Records shown Start Marker

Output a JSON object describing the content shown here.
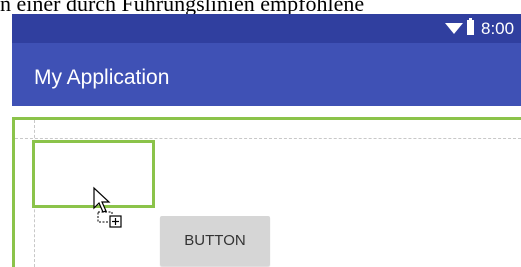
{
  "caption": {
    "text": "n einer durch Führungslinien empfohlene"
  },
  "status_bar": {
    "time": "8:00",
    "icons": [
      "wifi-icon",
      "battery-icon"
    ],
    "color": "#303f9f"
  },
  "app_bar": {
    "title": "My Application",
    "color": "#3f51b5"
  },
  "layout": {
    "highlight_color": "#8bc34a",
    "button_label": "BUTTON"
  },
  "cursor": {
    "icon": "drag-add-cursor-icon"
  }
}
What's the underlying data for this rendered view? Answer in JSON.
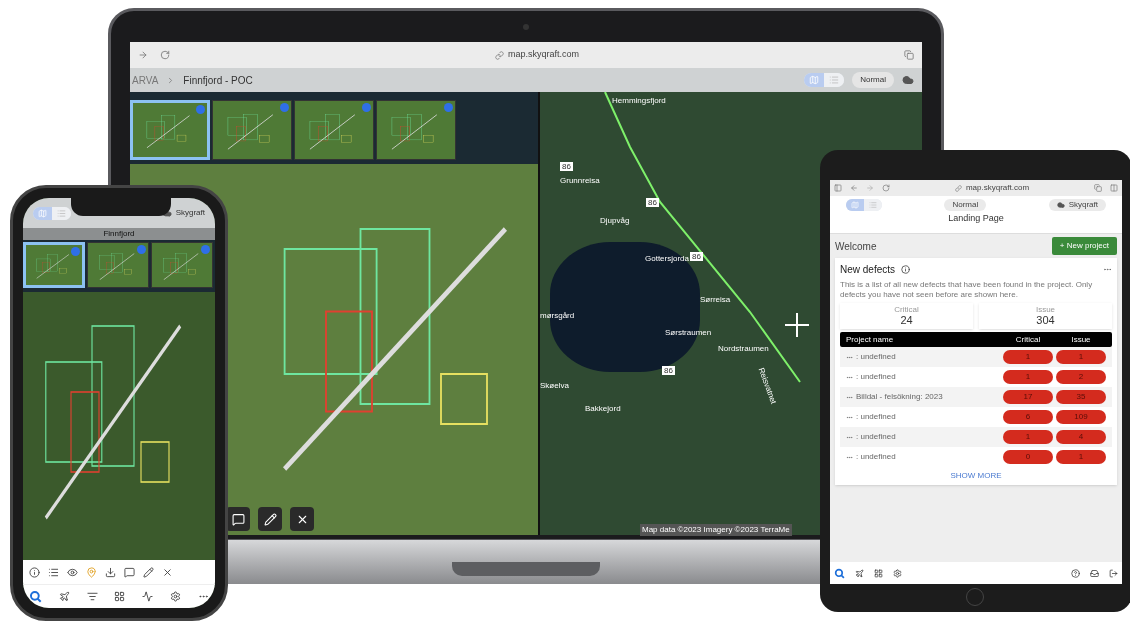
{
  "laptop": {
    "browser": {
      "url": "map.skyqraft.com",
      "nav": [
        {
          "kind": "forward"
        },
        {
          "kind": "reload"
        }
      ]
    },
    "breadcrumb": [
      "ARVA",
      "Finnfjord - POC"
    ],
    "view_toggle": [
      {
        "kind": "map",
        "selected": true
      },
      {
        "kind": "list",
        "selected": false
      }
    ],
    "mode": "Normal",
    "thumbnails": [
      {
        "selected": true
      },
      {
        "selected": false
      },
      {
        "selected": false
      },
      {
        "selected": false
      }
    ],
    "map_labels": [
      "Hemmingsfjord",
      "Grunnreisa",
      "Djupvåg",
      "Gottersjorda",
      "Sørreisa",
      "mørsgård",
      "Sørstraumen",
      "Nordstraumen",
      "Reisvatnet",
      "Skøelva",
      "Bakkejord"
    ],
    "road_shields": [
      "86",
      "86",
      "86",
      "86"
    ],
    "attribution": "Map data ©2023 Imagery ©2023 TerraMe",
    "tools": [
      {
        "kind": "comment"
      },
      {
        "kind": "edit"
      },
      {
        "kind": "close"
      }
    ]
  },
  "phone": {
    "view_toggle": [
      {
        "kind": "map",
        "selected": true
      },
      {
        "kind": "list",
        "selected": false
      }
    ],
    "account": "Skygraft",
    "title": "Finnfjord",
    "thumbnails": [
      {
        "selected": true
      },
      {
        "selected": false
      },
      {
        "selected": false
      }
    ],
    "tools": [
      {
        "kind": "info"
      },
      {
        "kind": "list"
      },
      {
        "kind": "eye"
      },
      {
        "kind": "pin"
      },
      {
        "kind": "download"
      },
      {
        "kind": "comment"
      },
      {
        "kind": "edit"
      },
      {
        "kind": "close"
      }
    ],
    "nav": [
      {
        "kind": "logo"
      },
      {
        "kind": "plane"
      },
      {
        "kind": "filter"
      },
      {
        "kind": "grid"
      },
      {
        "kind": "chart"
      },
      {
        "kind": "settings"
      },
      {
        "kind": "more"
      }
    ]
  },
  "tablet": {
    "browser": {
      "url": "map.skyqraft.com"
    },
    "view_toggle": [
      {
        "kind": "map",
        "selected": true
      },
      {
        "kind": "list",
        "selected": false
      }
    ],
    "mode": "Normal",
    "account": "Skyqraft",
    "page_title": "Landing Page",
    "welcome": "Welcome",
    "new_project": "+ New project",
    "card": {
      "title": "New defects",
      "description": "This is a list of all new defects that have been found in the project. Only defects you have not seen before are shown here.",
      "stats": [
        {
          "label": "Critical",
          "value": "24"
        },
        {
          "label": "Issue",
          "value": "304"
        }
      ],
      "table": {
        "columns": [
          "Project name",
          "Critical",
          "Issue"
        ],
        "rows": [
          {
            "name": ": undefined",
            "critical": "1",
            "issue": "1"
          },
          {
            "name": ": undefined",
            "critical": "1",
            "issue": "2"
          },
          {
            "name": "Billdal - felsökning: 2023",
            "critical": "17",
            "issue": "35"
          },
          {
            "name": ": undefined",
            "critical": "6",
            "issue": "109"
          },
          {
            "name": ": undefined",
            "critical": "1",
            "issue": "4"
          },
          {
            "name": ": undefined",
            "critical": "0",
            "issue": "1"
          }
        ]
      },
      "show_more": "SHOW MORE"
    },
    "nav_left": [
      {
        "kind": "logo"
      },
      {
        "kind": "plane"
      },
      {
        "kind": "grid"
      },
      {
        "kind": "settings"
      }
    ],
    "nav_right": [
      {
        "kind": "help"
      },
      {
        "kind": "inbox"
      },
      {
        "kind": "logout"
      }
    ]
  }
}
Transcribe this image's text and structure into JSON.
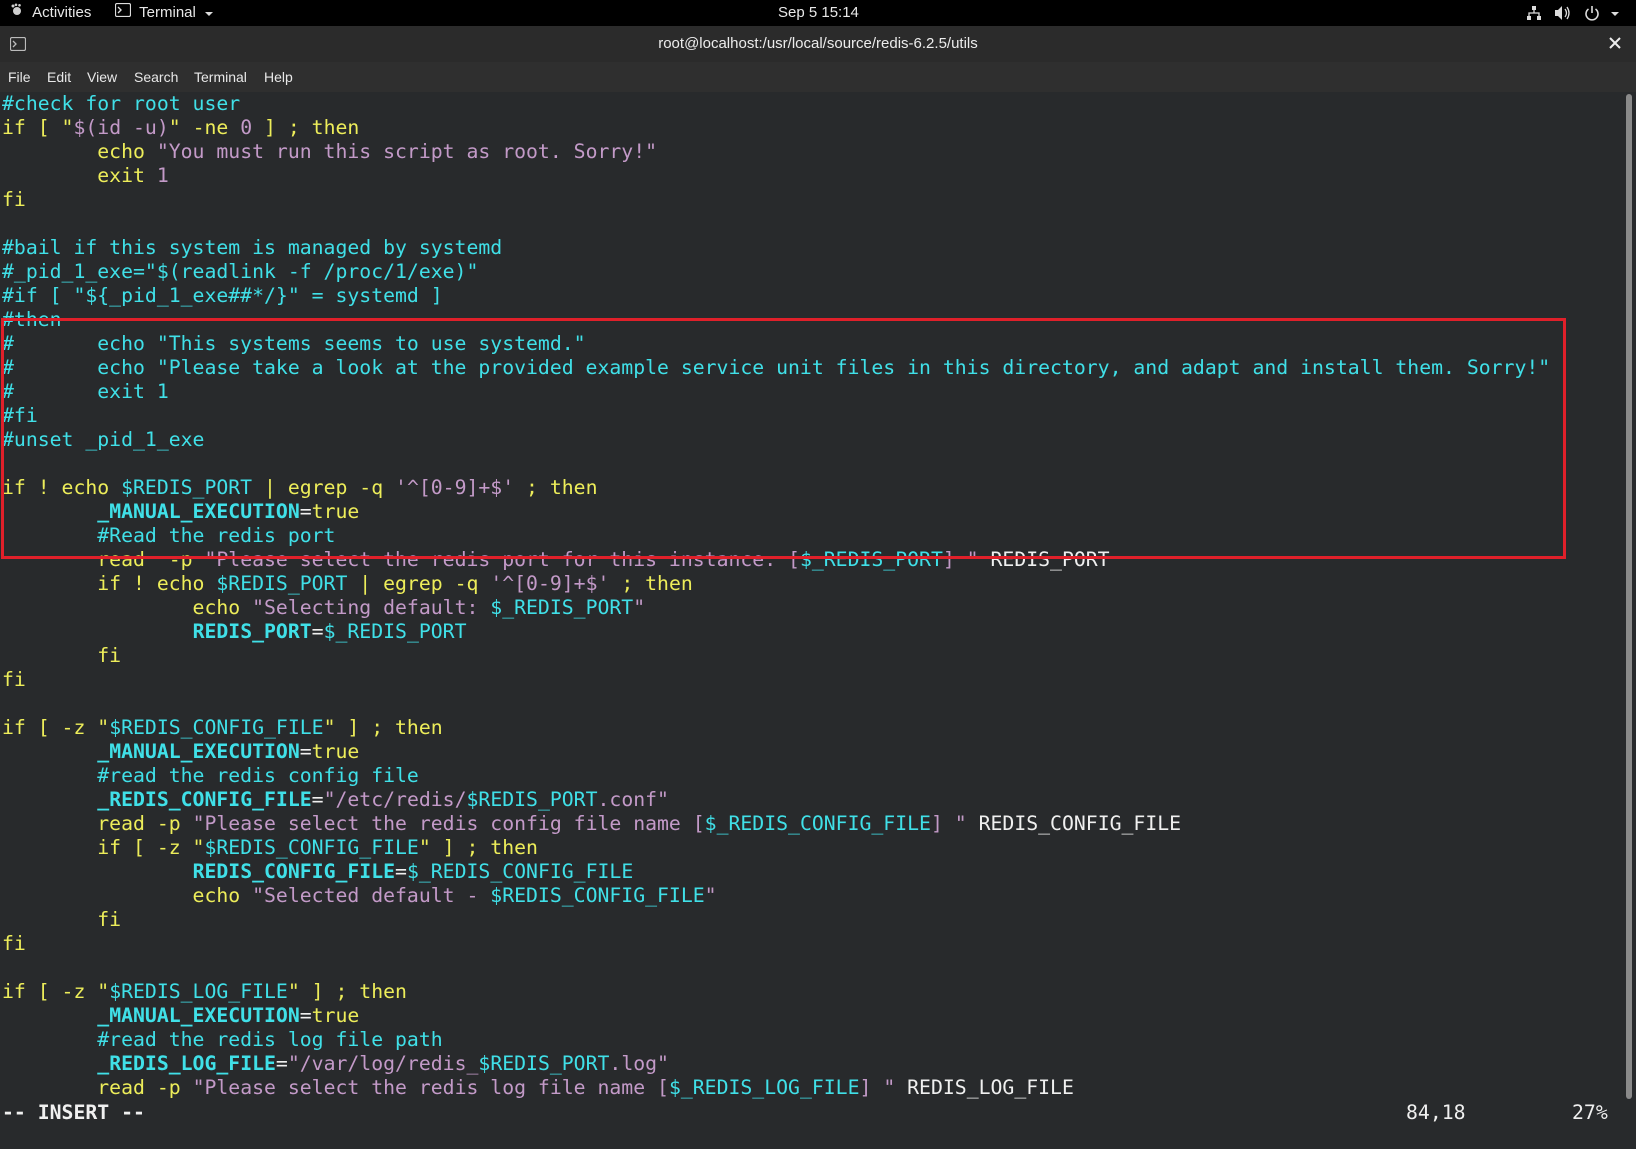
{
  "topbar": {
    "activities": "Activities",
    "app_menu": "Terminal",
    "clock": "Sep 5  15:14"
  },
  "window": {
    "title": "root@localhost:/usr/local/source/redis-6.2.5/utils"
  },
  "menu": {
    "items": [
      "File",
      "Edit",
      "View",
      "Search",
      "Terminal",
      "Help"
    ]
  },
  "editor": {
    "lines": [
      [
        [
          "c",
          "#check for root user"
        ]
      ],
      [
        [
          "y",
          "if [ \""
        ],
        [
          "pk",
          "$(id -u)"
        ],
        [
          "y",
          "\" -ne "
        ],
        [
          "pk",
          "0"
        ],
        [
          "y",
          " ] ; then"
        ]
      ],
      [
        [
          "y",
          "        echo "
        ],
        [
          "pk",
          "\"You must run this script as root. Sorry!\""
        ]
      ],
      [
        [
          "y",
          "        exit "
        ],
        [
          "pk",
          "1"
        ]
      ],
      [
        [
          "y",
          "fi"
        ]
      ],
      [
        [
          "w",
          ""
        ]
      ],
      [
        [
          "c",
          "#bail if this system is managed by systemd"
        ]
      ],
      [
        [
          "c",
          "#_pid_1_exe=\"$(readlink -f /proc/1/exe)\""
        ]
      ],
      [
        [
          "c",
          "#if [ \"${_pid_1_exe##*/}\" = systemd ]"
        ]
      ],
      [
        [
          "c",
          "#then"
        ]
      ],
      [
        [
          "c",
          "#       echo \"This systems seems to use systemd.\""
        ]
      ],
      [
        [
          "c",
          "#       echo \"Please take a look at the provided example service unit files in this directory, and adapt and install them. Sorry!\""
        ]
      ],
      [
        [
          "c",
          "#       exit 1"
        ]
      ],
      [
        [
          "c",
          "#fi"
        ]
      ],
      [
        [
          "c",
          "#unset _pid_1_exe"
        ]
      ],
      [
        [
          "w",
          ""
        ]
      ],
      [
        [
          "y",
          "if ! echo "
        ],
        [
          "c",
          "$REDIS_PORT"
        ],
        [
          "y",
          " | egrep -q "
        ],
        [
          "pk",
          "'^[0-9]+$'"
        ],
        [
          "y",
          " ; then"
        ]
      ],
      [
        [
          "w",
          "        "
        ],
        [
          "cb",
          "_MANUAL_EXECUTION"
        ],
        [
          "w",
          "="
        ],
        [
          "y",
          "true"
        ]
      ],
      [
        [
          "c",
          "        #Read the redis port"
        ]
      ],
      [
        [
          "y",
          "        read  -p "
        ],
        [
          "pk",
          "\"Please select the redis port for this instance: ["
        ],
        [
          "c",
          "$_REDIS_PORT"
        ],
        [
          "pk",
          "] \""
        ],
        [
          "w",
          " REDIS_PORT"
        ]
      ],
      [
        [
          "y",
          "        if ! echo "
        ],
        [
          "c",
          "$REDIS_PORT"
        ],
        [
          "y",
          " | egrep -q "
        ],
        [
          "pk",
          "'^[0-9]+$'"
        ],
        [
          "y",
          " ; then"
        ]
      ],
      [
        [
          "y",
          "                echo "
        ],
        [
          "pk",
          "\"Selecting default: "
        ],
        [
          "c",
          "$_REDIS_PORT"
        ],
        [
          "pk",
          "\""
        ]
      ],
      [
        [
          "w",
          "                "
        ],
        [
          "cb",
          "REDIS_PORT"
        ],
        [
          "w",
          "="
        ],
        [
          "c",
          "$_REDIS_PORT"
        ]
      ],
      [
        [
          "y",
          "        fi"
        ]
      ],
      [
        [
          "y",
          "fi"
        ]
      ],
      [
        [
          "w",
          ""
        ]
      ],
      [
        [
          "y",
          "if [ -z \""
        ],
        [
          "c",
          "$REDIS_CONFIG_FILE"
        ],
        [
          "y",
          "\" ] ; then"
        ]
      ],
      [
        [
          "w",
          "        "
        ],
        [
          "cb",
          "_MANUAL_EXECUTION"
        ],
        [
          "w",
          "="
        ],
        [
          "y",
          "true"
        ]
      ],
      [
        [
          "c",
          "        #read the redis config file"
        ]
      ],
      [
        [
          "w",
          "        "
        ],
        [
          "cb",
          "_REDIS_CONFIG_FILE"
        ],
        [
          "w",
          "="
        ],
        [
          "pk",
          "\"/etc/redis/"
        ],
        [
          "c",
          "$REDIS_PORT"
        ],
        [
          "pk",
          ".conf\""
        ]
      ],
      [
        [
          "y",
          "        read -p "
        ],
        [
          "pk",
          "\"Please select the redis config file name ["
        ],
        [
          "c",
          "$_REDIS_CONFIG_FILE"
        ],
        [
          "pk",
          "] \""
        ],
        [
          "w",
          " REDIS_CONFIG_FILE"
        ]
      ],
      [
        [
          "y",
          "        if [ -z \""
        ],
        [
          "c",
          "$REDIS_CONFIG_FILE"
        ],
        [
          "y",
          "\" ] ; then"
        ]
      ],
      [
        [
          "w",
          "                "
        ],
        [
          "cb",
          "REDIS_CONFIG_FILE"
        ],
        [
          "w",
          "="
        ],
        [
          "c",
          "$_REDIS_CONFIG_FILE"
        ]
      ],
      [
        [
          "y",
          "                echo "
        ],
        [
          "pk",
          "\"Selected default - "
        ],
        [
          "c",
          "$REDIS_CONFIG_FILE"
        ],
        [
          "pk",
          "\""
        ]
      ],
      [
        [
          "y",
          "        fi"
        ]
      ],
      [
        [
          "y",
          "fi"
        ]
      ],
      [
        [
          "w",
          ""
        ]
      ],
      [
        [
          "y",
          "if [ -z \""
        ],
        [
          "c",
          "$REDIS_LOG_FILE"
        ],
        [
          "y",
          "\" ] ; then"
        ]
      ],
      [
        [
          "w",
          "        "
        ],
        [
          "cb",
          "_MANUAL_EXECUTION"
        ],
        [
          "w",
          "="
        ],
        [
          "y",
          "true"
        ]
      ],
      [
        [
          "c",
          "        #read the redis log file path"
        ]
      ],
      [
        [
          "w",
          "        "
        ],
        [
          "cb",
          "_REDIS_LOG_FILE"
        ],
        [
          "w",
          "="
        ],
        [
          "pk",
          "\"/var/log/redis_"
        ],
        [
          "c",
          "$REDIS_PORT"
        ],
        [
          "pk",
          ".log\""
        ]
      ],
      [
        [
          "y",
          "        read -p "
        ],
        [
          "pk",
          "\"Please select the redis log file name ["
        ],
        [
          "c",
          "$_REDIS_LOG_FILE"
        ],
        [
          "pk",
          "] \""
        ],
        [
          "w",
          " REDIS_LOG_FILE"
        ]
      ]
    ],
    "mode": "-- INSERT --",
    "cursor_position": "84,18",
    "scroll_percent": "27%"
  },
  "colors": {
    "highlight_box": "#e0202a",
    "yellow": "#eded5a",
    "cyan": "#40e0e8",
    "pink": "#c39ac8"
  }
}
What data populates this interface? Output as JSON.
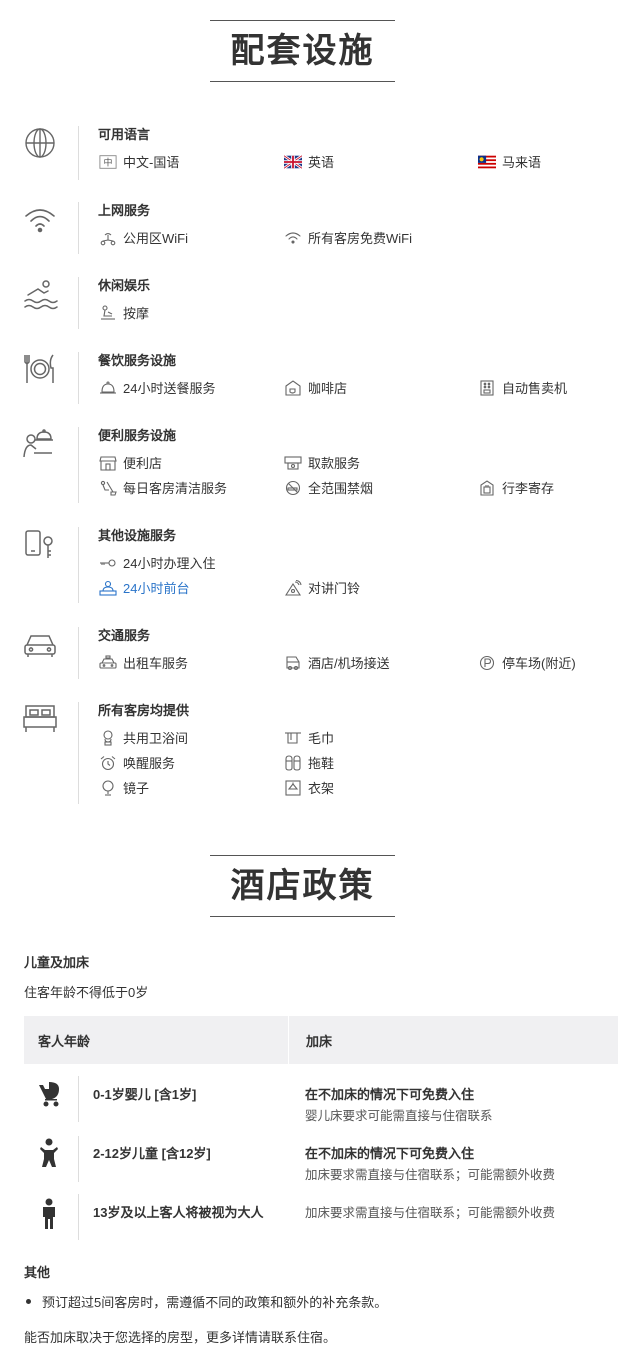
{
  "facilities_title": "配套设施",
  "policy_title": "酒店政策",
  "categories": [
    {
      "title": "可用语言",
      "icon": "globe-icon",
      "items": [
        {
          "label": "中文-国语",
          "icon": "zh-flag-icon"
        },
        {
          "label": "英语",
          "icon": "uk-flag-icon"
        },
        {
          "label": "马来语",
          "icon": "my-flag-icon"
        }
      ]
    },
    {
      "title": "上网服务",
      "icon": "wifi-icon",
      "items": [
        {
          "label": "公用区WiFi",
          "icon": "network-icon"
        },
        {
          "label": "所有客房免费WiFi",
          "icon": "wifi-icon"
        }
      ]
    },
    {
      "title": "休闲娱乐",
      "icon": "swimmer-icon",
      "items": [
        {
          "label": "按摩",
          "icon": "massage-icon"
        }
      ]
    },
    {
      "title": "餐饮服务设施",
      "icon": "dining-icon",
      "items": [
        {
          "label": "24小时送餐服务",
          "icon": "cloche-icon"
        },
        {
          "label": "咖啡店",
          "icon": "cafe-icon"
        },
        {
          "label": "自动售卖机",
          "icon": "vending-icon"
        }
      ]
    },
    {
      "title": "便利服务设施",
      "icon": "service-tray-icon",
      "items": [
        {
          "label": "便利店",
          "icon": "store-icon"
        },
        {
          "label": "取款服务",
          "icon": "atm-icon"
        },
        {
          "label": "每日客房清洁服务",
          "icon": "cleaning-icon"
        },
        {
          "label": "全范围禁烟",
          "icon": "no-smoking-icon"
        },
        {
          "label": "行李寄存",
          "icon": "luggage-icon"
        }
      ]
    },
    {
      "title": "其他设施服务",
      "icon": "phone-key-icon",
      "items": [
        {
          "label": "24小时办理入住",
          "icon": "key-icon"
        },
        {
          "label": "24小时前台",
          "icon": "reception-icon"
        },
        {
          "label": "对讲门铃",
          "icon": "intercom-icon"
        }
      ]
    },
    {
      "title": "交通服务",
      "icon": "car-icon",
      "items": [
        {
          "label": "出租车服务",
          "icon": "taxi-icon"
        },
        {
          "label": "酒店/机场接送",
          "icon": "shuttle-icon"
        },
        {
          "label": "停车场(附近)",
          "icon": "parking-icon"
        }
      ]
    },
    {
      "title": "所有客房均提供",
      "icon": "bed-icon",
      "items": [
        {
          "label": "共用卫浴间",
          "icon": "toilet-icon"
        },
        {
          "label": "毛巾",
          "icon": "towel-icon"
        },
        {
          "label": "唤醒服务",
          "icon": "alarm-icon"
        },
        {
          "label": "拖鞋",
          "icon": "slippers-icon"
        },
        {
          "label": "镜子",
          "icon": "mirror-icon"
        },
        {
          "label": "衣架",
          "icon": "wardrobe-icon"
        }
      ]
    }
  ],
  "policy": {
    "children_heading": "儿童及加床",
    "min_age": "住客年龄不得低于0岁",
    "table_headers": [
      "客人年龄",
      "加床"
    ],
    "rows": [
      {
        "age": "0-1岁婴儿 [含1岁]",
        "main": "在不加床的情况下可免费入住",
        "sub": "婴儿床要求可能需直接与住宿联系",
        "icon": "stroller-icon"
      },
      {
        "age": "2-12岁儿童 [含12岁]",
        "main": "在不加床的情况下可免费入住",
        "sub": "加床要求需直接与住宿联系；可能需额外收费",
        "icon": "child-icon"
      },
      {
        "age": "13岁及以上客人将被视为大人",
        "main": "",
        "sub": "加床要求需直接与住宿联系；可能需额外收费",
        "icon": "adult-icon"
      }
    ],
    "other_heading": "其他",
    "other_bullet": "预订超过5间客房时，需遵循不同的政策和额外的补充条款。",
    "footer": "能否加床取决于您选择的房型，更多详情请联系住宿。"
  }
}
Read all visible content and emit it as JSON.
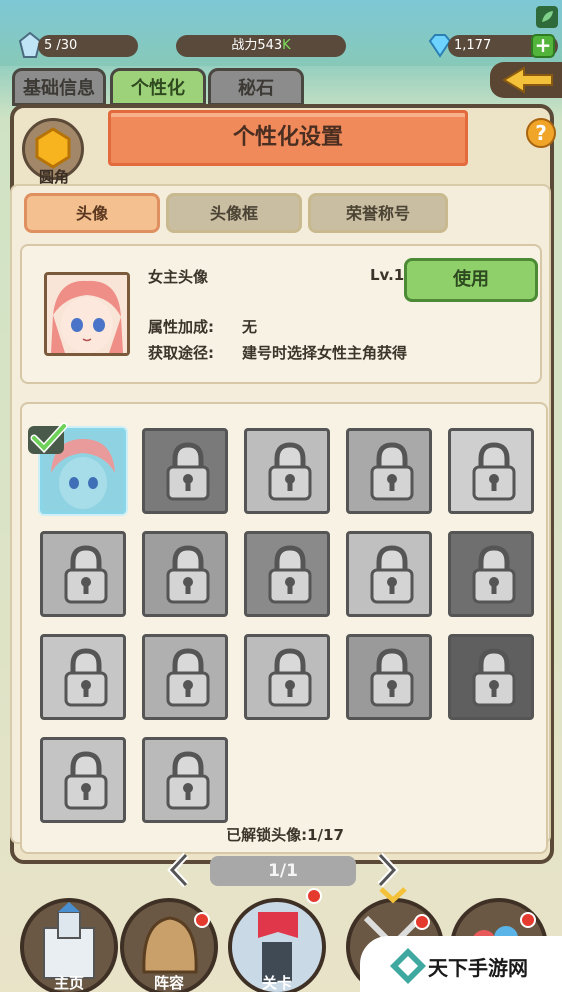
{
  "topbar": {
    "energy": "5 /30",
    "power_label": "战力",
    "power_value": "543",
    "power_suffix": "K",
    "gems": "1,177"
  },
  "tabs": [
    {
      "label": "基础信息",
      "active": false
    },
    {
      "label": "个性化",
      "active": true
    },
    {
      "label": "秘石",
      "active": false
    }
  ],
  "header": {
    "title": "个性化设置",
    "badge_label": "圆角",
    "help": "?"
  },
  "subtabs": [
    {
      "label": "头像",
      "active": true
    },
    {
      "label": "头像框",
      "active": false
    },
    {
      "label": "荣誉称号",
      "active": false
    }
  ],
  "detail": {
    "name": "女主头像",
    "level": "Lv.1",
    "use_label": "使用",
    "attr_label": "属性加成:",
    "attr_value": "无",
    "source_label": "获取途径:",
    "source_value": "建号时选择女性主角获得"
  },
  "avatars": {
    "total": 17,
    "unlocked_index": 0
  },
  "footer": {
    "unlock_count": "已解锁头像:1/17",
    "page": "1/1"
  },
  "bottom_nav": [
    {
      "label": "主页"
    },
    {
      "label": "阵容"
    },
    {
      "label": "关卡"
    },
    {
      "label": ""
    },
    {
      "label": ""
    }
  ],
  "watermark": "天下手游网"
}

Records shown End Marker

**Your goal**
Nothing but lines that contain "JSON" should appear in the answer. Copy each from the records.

**Problem solution**
Output a JSON object describing the content shown here.
What's the underlying data for this rendered view? Answer in JSON.
Transcribe this image's text and structure into JSON.
What data populates this interface? Output as JSON.
Read all visible content and emit it as JSON.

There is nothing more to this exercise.